I have been test driving reusable bags to see which ones I like best. First up was the Lotus Bag Trolley, a set of four cloth bags neatly velcroed together that are sized to fit a standard shopping cart. Conveniently attached to the handle of your cart, the Lotus Bag set stays out of the way while you shop and once you load your groceries onto the conveyor belt, you unhook them and spread them out to fill the cart, the wooden rods set into the top of the bags sitting on the cart’s edges keeping everything neat and organized. These bags stand open on their own and are well thought out – one is insulated to keep your cold stuff from overheating and another has a side pocket to keep your eggs from getting smushed and a wine bottle holder. I strongly suggest sliding the poles out of the Lotus bags when you put them in your trunk for more efficient storage. In addition, do not overloading them – even though they can hold quite a lot – or you will never be able to lift them out of your wagon. Keep in mind that while the regular bags can go in your washing machine, the insulated Lotus bag does need to be wiped down by hand.

Urban Market Bags are another great solution. Available in sets of either three 26 by 12 ½ inch bags or six 22 ½ by 11 ½ inch bags they are packed in a convenient drawstring bag that fits perfectly in your car’s cup holder, into your pocketbook or a corner of your shopping cart, taking up practically no space at all. Made out of durable nylon and appropriately sized so like Goldilocks’ description of Baby Bear’s chair, they are not too big and not too small, wash like a dream and dry equally fast. I plan on getting a couple of carabiner clips in my local dollar store to hook these onto the side of my cart when I go grocery shopping so that they stay out of the way and are easy to get to when checkout time comes.

Another thing to remember about the bag ban is that it doesn’t just apply to your weekly trip to the supermarket. If you pick up a gallon of milk and assorted fruits and veggies on your way home from work, you are going to need to be prepared with some kind of bag – stores have the option of offering paper bags for sale, they don’t have to.
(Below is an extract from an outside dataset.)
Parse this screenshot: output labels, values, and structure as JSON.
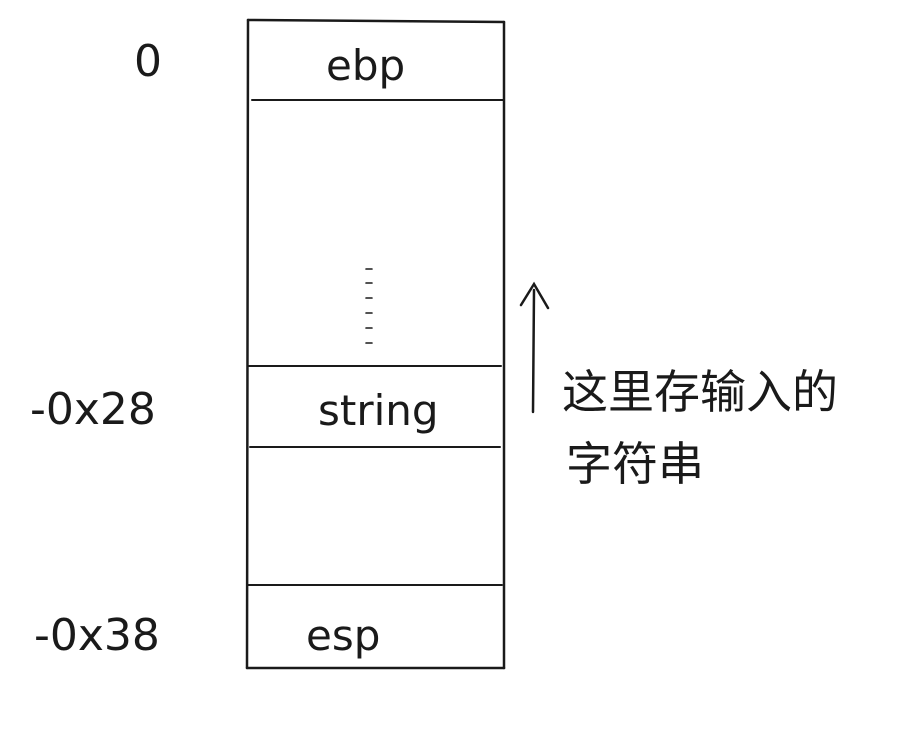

I happen to like things that are small, self-contained and durable. Flip & Tumble’s lightweight 24-7 bags are available in fun colors and are great for carrying groceries – and cute enough to use as a tote bag if you are going to the library or the pool. At 12 by 14 inches, these are a nice size and can hold up to 35 pounds. They are machine washable, dryable and squishable into a tight little ball that takes up practically zero space. Also very practical are Baggu’s popular, reusable, machine washable, lightweight but tough ripstop nylon bags that come in a variety of sizes, colors and patterns. Their standard size bag measures 25 ½ by 15 ½ and can hold as much as two or three plastic grocery bags, with a maximum weight limit of 50 pounds. With their extra long handles, Baggus fit over your shoulder for easy carrying and still fold up into a flat five-inch square pouch, making them another great choice for stashing just about anywhere so that you are never caught without a bag ever again.
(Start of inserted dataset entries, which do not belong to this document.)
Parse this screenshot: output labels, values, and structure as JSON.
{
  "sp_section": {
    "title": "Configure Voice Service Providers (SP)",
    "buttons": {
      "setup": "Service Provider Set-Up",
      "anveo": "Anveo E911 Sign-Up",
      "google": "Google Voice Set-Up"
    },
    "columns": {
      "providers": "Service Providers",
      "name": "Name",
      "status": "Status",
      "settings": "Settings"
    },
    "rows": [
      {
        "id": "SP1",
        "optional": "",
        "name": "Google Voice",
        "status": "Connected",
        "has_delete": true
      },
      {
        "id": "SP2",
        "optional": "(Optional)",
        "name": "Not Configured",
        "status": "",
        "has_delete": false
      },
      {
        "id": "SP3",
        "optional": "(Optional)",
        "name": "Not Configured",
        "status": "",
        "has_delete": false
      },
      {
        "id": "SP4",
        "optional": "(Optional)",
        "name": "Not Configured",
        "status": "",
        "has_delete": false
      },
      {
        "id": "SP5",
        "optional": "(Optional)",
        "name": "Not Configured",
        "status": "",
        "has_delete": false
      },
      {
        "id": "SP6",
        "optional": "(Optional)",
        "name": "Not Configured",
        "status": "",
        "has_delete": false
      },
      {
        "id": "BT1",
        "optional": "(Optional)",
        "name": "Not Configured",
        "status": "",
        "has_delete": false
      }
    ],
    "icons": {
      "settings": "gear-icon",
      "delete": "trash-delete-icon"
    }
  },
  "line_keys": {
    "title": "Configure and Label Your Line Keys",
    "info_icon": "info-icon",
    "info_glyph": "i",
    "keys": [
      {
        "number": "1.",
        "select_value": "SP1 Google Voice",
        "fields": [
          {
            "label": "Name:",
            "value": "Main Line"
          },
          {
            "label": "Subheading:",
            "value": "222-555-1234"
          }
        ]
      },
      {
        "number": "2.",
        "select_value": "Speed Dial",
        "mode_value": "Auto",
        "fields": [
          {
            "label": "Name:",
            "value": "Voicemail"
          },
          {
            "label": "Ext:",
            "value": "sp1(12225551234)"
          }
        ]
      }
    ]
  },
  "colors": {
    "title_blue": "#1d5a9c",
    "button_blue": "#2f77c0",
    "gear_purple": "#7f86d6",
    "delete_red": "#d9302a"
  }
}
Some final words of wisdom: Grab some plastic produce bags in the fruit aisle while you are there and use them to wrap your meat and poultry so that they don’t spew icky bacteria-laden juices all over the other items in your bag, doing the same with eggs and anything else potentially leaky. Toss your bags in the washing machine more often than you think you need to and if you are wiping down non-washable bags, make sure they dry thoroughly before you fold them up and put them away. And lastly, avoid keeping your grocery bags in the car during the hot summer months when any potential bacteria lodged in their walls will multiply. We’re living in a new environmentally friendly world and it most definitely a good idea to make sure that we go green without getting anyone sick!
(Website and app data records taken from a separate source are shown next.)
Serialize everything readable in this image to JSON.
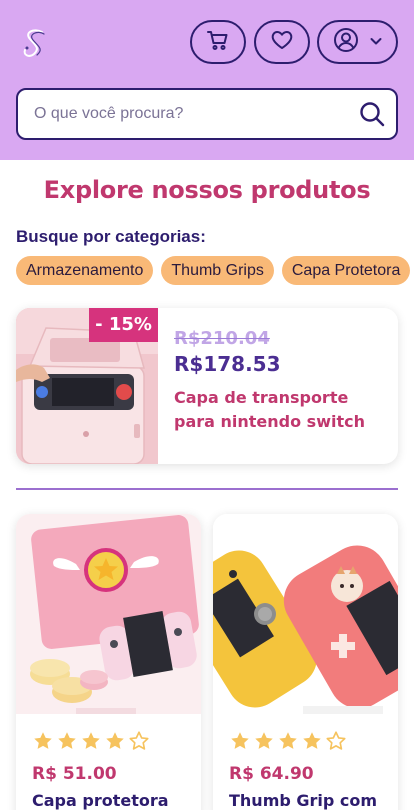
{
  "header": {
    "logo_icon": "stylized-s-logo",
    "cart_icon": "cart-icon",
    "favorites_icon": "heart-icon",
    "account_icon": "user-circle-icon",
    "account_chevron": "chevron-down-icon"
  },
  "search": {
    "placeholder": "O que você procura?",
    "value": "",
    "icon": "search-icon"
  },
  "main": {
    "title": "Explore nossos produtos",
    "categories_label": "Busque por categorias:",
    "categories": [
      "Armazenamento",
      "Thumb Grips",
      "Capa Protetora"
    ]
  },
  "featured": {
    "discount": "- 15%",
    "old_price": "R$210.04",
    "new_price": "R$178.53",
    "name": "Capa de transporte para nintendo switch"
  },
  "products": [
    {
      "price": "R$ 51.00",
      "name": "Capa protetora",
      "rating": 4
    },
    {
      "price": "R$ 64.90",
      "name": "Thumb Grip com",
      "rating": 4
    }
  ],
  "colors": {
    "header_bg": "#d9a8f2",
    "primary_dark": "#2d1d6e",
    "accent_pink": "#c0386e",
    "chip_bg": "#f9b977",
    "discount_bg": "#d6337d",
    "star": "#f6c35e"
  }
}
Previous articleMagen David – A Purim Fantasy
Next articleJewish Peoplehood and American Jews
Sandy Eller is a freelance writer who writes for numerous websites, newspapers, magazines and private clients. She can be contacted at [email protected].